WHAT THIS TASK INVOLVES =
Please copy out all lines of the entries that contain the word "hint".

GIVEN ENTRIES =

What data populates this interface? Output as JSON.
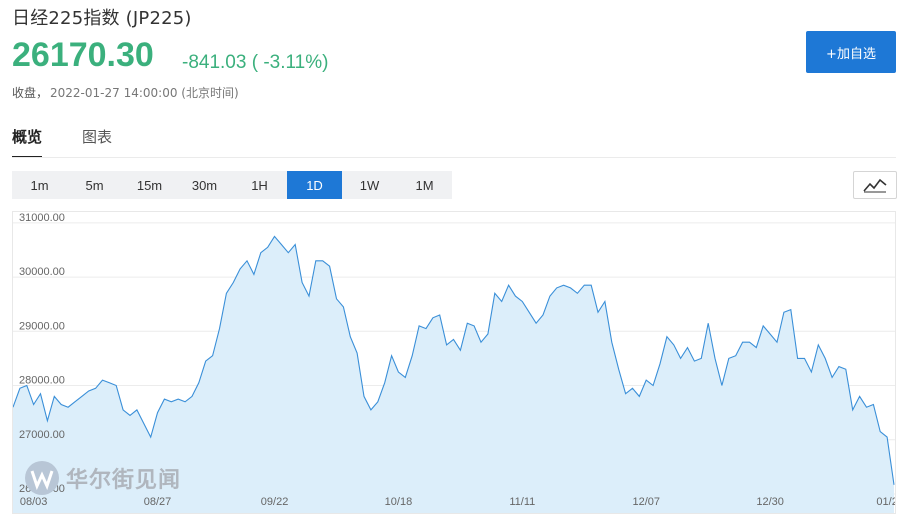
{
  "header": {
    "title": "日经225指数 (JP225)",
    "price": "26170.30",
    "change": "-841.03 ( -3.11%)",
    "status_label": "收盘，",
    "timestamp": "2022-01-27 14:00:00 (北京时间)",
    "add_button_label": "+加自选"
  },
  "tabs": [
    {
      "label": "概览",
      "active": true
    },
    {
      "label": "图表",
      "active": false
    }
  ],
  "periods": [
    {
      "label": "1m",
      "active": false
    },
    {
      "label": "5m",
      "active": false
    },
    {
      "label": "15m",
      "active": false
    },
    {
      "label": "30m",
      "active": false
    },
    {
      "label": "1H",
      "active": false
    },
    {
      "label": "1D",
      "active": true
    },
    {
      "label": "1W",
      "active": false
    },
    {
      "label": "1M",
      "active": false
    }
  ],
  "chart_toggle_icon": "line-chart-icon",
  "watermark": {
    "text": "华尔街见闻",
    "icon": "wallstreetcn-logo"
  },
  "colors": {
    "up_green": "#3bb07d",
    "accent_blue": "#1e78d6",
    "area_fill": "#dceefa",
    "line": "#3a8fd8"
  },
  "chart_data": {
    "type": "area",
    "ylim": [
      26000,
      31200
    ],
    "yticks": [
      {
        "value": 31000,
        "label": "31000.00"
      },
      {
        "value": 30000,
        "label": "30000.00"
      },
      {
        "value": 29000,
        "label": "29000.00"
      },
      {
        "value": 28000,
        "label": "28000.00"
      },
      {
        "value": 27000,
        "label": "27000.00"
      },
      {
        "value": 26000,
        "label": "26000.00"
      }
    ],
    "xticks": [
      {
        "index": 3,
        "label": "08/03"
      },
      {
        "index": 21,
        "label": "08/27"
      },
      {
        "index": 38,
        "label": "09/22"
      },
      {
        "index": 56,
        "label": "10/18"
      },
      {
        "index": 74,
        "label": "11/11"
      },
      {
        "index": 92,
        "label": "12/07"
      },
      {
        "index": 110,
        "label": "12/30"
      },
      {
        "index": 127,
        "label": "01/2"
      }
    ],
    "series": [
      {
        "values": [
          27600,
          27950,
          28000,
          27650,
          27850,
          27350,
          27800,
          27650,
          27600,
          27700,
          27800,
          27900,
          27950,
          28100,
          28050,
          28000,
          27550,
          27450,
          27550,
          27300,
          27050,
          27500,
          27750,
          27700,
          27750,
          27700,
          27800,
          28050,
          28450,
          28550,
          29050,
          29700,
          29900,
          30150,
          30300,
          30050,
          30450,
          30550,
          30750,
          30600,
          30450,
          30600,
          29900,
          29650,
          30300,
          30300,
          30200,
          29600,
          29450,
          28900,
          28600,
          27800,
          27550,
          27700,
          28050,
          28550,
          28250,
          28150,
          28550,
          29100,
          29050,
          29250,
          29300,
          28750,
          28850,
          28650,
          29150,
          29100,
          28800,
          28950,
          29700,
          29550,
          29850,
          29650,
          29550,
          29350,
          29150,
          29300,
          29650,
          29800,
          29850,
          29800,
          29700,
          29850,
          29850,
          29350,
          29550,
          28800,
          28300,
          27850,
          27950,
          27800,
          28100,
          28000,
          28400,
          28900,
          28750,
          28500,
          28700,
          28450,
          28500,
          29150,
          28500,
          28000,
          28500,
          28550,
          28800,
          28800,
          28700,
          29100,
          28950,
          28800,
          29350,
          29400,
          28500,
          28500,
          28250,
          28750,
          28500,
          28150,
          28350,
          28300,
          27550,
          27800,
          27600,
          27650,
          27150,
          27050,
          26170
        ]
      }
    ]
  }
}
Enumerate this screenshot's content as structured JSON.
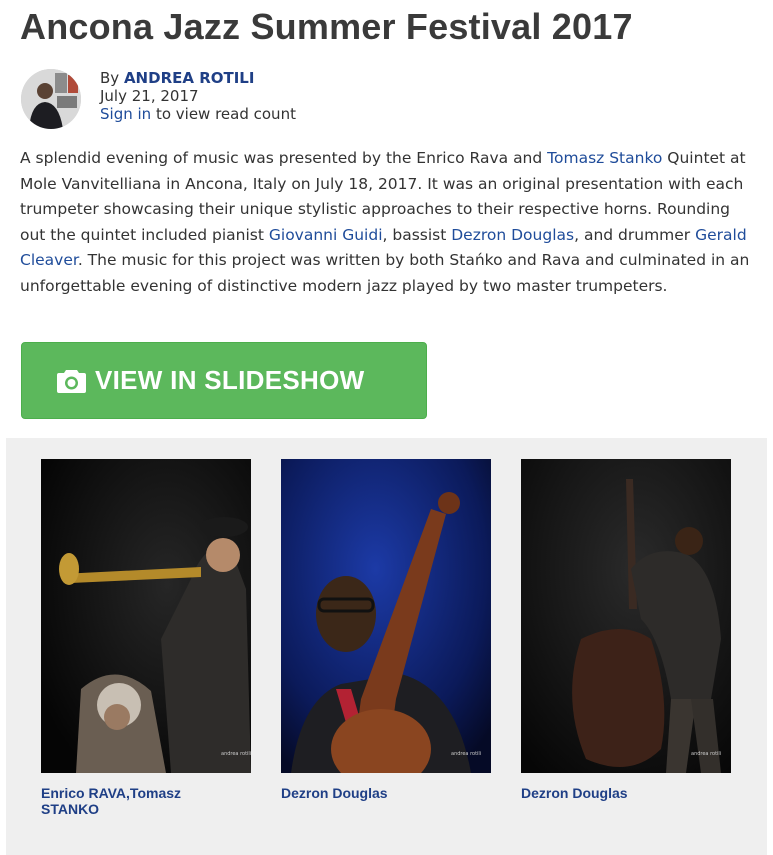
{
  "article": {
    "title": "Ancona Jazz Summer Festival 2017",
    "byline": {
      "by_label": "By",
      "author": "ANDREA ROTILI",
      "date": "July 21, 2017",
      "sign_in_link": "Sign in",
      "sign_in_suffix": "to view read count"
    },
    "body": {
      "t1": "A splendid evening of music was presented by the Enrico Rava and ",
      "l1": "Tomasz Stanko",
      "t2": " Quintet at Mole Vanvitelliana in Ancona, Italy on July 18, 2017. It was an original presentation with each trumpeter showcasing their unique stylistic approaches to their respective horns. Rounding out the quintet included pianist ",
      "l2": "Giovanni Guidi",
      "t3": ", bassist ",
      "l3": "Dezron Douglas",
      "t4": ", and drummer ",
      "l4": "Gerald Cleaver",
      "t5": ". The music for this project was written by both Stańko and Rava and culminated in an unforgettable evening of distinctive modern jazz played by two master trumpeters."
    }
  },
  "slideshow_button": {
    "label": "VIEW IN SLIDESHOW",
    "icon": "camera-icon",
    "color": "#5cb85c"
  },
  "gallery": {
    "watermark": "andrea rotili",
    "items": [
      {
        "caption": "Enrico RAVA,Tomasz STANKO"
      },
      {
        "caption": "Dezron Douglas"
      },
      {
        "caption": "Dezron Douglas"
      }
    ]
  },
  "colors": {
    "link": "#1f4c9a",
    "caption": "#1f3f86",
    "gallery_bg": "#efefef"
  }
}
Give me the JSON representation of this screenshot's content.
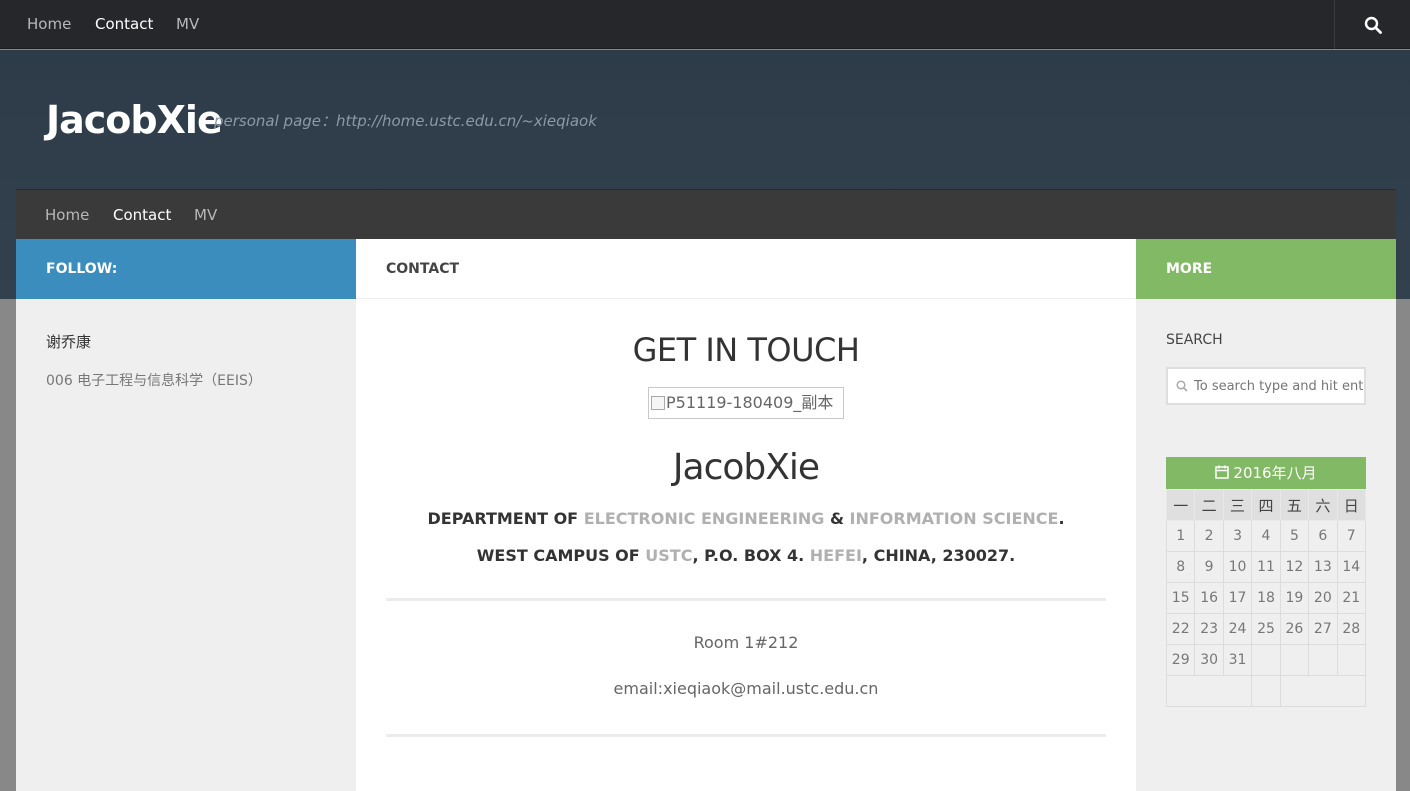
{
  "topnav": {
    "items": [
      "Home",
      "Contact",
      "MV"
    ],
    "active": "Contact"
  },
  "header": {
    "title": "JacobXie",
    "description": "personal page：http://home.ustc.edu.cn/~xieqiaok"
  },
  "subnav": {
    "items": [
      "Home",
      "Contact",
      "MV"
    ],
    "active": "Contact"
  },
  "left": {
    "heading": "FOLLOW:",
    "name": "谢乔康",
    "department": "006 电子工程与信息科学（EEIS）"
  },
  "main": {
    "heading": "CONTACT",
    "title": "GET IN TOUCH",
    "photo_alt": "P51119-180409_副本",
    "name": "JacobXie",
    "line1": [
      "DEPARTMENT OF ",
      "ELECTRONIC ENGINEERING",
      " & ",
      "INFORMATION SCIENCE",
      "."
    ],
    "line2": [
      "WEST CAMPUS OF ",
      "USTC",
      ", P.O. BOX 4. ",
      "HEFEI",
      ", CHINA, 230027."
    ],
    "room": "Room 1#212",
    "email": "email:xieqiaok@mail.ustc.edu.cn"
  },
  "right": {
    "heading": "MORE",
    "search_label": "SEARCH",
    "search_placeholder": "To search type and hit enter",
    "calendar": {
      "caption": "2016年八月",
      "weekdays": [
        "一",
        "二",
        "三",
        "四",
        "五",
        "六",
        "日"
      ],
      "weeks": [
        [
          "1",
          "2",
          "3",
          "4",
          "5",
          "6",
          "7"
        ],
        [
          "8",
          "9",
          "10",
          "11",
          "12",
          "13",
          "14"
        ],
        [
          "15",
          "16",
          "17",
          "18",
          "19",
          "20",
          "21"
        ],
        [
          "22",
          "23",
          "24",
          "25",
          "26",
          "27",
          "28"
        ],
        [
          "29",
          "30",
          "31",
          "",
          "",
          "",
          ""
        ]
      ]
    }
  },
  "colors": {
    "follow_blue": "#3b8dbd",
    "more_green": "#82b965",
    "header_bg": "#2e3b49",
    "topbar_bg": "#26272b"
  },
  "icons": {
    "search": "search-icon",
    "calendar": "calendar-icon"
  }
}
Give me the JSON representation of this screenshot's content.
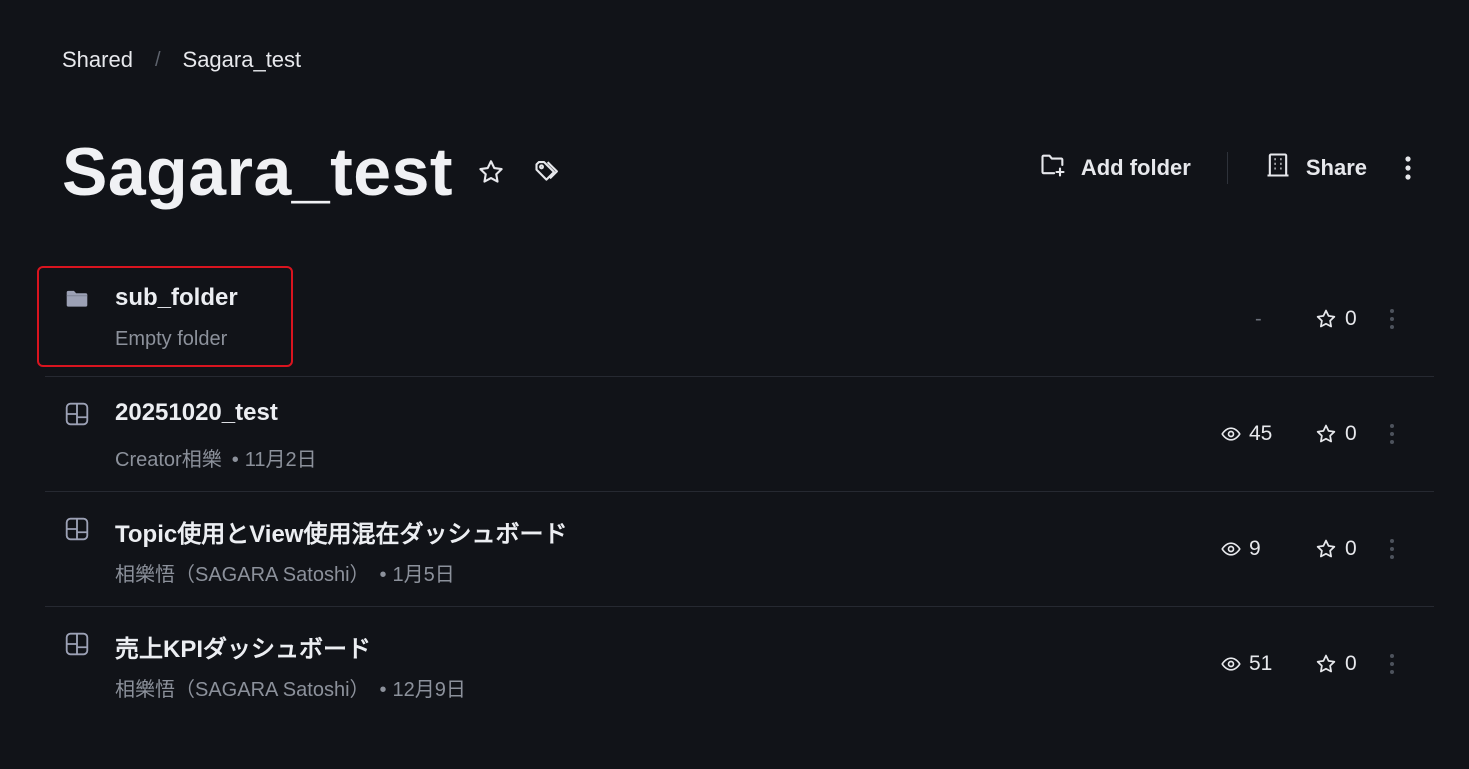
{
  "breadcrumb": {
    "items": [
      "Shared",
      "Sagara_test"
    ],
    "separator": "/"
  },
  "header": {
    "title": "Sagara_test",
    "add_folder_label": "Add folder",
    "share_label": "Share"
  },
  "items": [
    {
      "type": "folder",
      "title": "sub_folder",
      "subtitle": "Empty folder",
      "views": "-",
      "stars": "0"
    },
    {
      "type": "dashboard",
      "title": "20251020_test",
      "owner": "Creator相樂",
      "date": "11月2日",
      "views": "45",
      "stars": "0"
    },
    {
      "type": "dashboard",
      "title": "Topic使用とView使用混在ダッシュボード",
      "owner": "相樂悟（SAGARA Satoshi）",
      "date": "1月5日",
      "views": "9",
      "stars": "0"
    },
    {
      "type": "dashboard",
      "title": "売上KPIダッシュボード",
      "owner": "相樂悟（SAGARA Satoshi）",
      "date": "12月9日",
      "views": "51",
      "stars": "0"
    }
  ],
  "colors": {
    "background": "#111318",
    "text": "#e7e8ec",
    "muted": "#8c919b",
    "highlight": "#d9141f"
  }
}
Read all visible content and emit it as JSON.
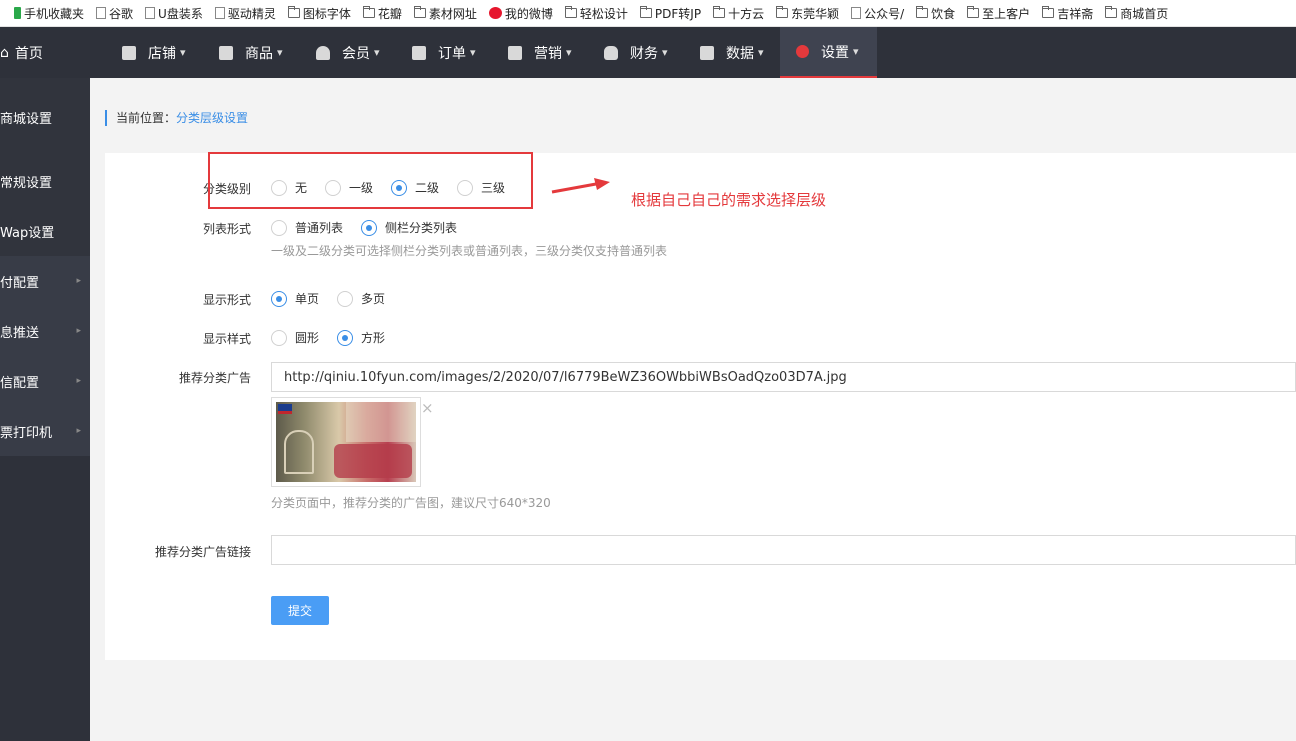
{
  "bookmarks": [
    {
      "label": "手机收藏夹",
      "icon": "phone-icon"
    },
    {
      "label": "谷歌",
      "icon": "page-icon"
    },
    {
      "label": "U盘装系",
      "icon": "page-icon"
    },
    {
      "label": "驱动精灵",
      "icon": "page-icon"
    },
    {
      "label": "图标字体",
      "icon": "folder-icon"
    },
    {
      "label": "花瓣",
      "icon": "folder-icon"
    },
    {
      "label": "素材网址",
      "icon": "folder-icon"
    },
    {
      "label": "我的微博",
      "icon": "weibo-icon"
    },
    {
      "label": "轻松设计",
      "icon": "folder-icon"
    },
    {
      "label": "PDF转JP",
      "icon": "folder-icon"
    },
    {
      "label": "十方云",
      "icon": "folder-icon"
    },
    {
      "label": "东莞华颖",
      "icon": "folder-icon"
    },
    {
      "label": "公众号/",
      "icon": "page-icon"
    },
    {
      "label": "饮食",
      "icon": "folder-icon"
    },
    {
      "label": "至上客户",
      "icon": "folder-icon"
    },
    {
      "label": "吉祥斋",
      "icon": "folder-icon"
    },
    {
      "label": "商城首页",
      "icon": "folder-icon"
    }
  ],
  "topnav": {
    "home": "首页",
    "items": [
      {
        "label": "店铺",
        "icon": "store-icon"
      },
      {
        "label": "商品",
        "icon": "goods-icon"
      },
      {
        "label": "会员",
        "icon": "member-icon"
      },
      {
        "label": "订单",
        "icon": "order-icon"
      },
      {
        "label": "营销",
        "icon": "gift-icon"
      },
      {
        "label": "财务",
        "icon": "money-bag-icon"
      },
      {
        "label": "数据",
        "icon": "chart-icon"
      },
      {
        "label": "设置",
        "icon": "gear-icon",
        "active": true
      }
    ]
  },
  "sidebar": {
    "items": [
      {
        "label": "商城设置"
      },
      {
        "label": "常规设置"
      },
      {
        "label": "Wap设置"
      },
      {
        "label": "付配置",
        "has_arrow": true
      },
      {
        "label": "息推送",
        "has_arrow": true
      },
      {
        "label": "信配置",
        "has_arrow": true
      },
      {
        "label": "票打印机",
        "has_arrow": true
      }
    ]
  },
  "breadcrumb": {
    "prefix": "当前位置：",
    "current": "分类层级设置"
  },
  "form": {
    "category_level": {
      "label": "分类级别",
      "options": [
        "无",
        "一级",
        "二级",
        "三级"
      ],
      "selected": "二级"
    },
    "list_style": {
      "label": "列表形式",
      "options": [
        "普通列表",
        "侧栏分类列表"
      ],
      "selected": "侧栏分类列表",
      "hint": "一级及二级分类可选择侧栏分类列表或普通列表，三级分类仅支持普通列表"
    },
    "display_form": {
      "label": "显示形式",
      "options": [
        "单页",
        "多页"
      ],
      "selected": "单页"
    },
    "display_style": {
      "label": "显示样式",
      "options": [
        "圆形",
        "方形"
      ],
      "selected": "方形"
    },
    "ad": {
      "label": "推荐分类广告",
      "value": "http://qiniu.10fyun.com/images/2/2020/07/l6779BeWZ36OWbbiWBsOadQzo03D7A.jpg",
      "hint": "分类页面中，推荐分类的广告图，建议尺寸640*320",
      "remove": "×"
    },
    "ad_link": {
      "label": "推荐分类广告链接",
      "value": ""
    },
    "submit": "提交"
  },
  "annotation": "根据自己自己的需求选择层级",
  "colors": {
    "accent": "#3a8ee6",
    "nav_bg": "#2e313a",
    "highlight": "#e4393c",
    "button": "#4a9df5"
  }
}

WRITTEN REPLY =
      "hint": "一级及二级分类可选择侧栏分类列表或普通列表，三级分类仅支持普通列表"
      "hint": "分类页面中，推荐分类的广告图，建议尺寸640*320",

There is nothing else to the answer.